“He entered politics — from the beginning — with an ideological mission,” Doherty adds.
With Paul surging in Iowa, and former Gov. Gary Johnson about to launch a bid for the Libertarian Party nomination, I have been interviewing libertarians. And I was especially interested in talking with Doherty in order to gain a better understanding of Dr. Paul. (You can listen to a streaming podcast of our full conversation here.)
For folks who are just becoming familiar with Paul, Doherty explains that he first entered politics “when Richard Nixon went off the gold standard and instituted wage and price controls.” And for those who argue that Paul isn’t a good politician, Doherty offers this interesting piece of trivia: Paul “has been elected to Congress as a non-incumbent three different times.”
Regarding the upcoming caucuses and primaries, Doherty notes the early contests in Iowa and New Hampshire are “uniquely suited” for Paul’s diverse followers.
“The Iowa Ron Paul people … tend to be more the homeschooling Christian-type of Ron Paul fan,” Doherty said. “Whereas the New Hampshire Ron Paul fan tend to be more of the, you know, ‘F’ the state, fighting, anarchist, rebel-type of Ron Paul fan.”
“He has an enormous fan base among the anarchists, says Doherty.

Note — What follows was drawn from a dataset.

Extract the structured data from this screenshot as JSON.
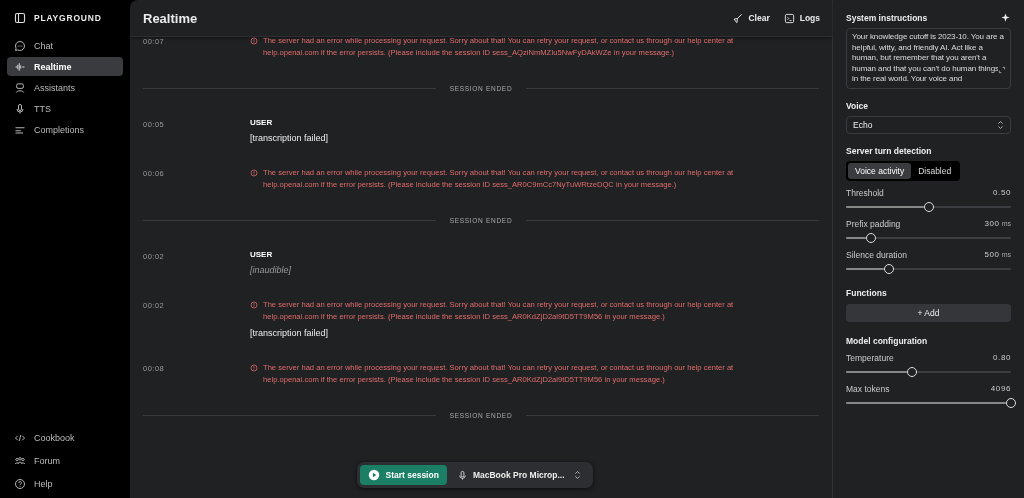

While many anarchists don’t believe in voting, he explains that many say: “It’s okay to vote for Ron Paul.” But Paul is also popular among some Evangelicals. “What unites them is the general message that ‘I want the government mostly to leave you alone,” he says.
Regarding Paul’s handling of the incendiary newsletters published under his name, Doherty said: “While Ron is definitely surrounded by some savvy and intelligent political operators … Ron Paul is not manageable by his staff.”
In terms of a possible third party run, Doherty said “it is extremely unlikely Ron Paul will do anything third party — mostly because of [his son] Rand.”
Despite the fact that the two are nearly identical ideologically, “Rand Paul seems to be okay with a lot of your more standard Beltway people — in a way that his father is not,” said Doherty.
“There’s something about Rand that seems to be more comfortable to the Beltway, in a way that leads me to believe that — were Rand Paul to run for president next time around — he would both keep his father’s audience, and be able to build to an audience that his father has not yet reached.”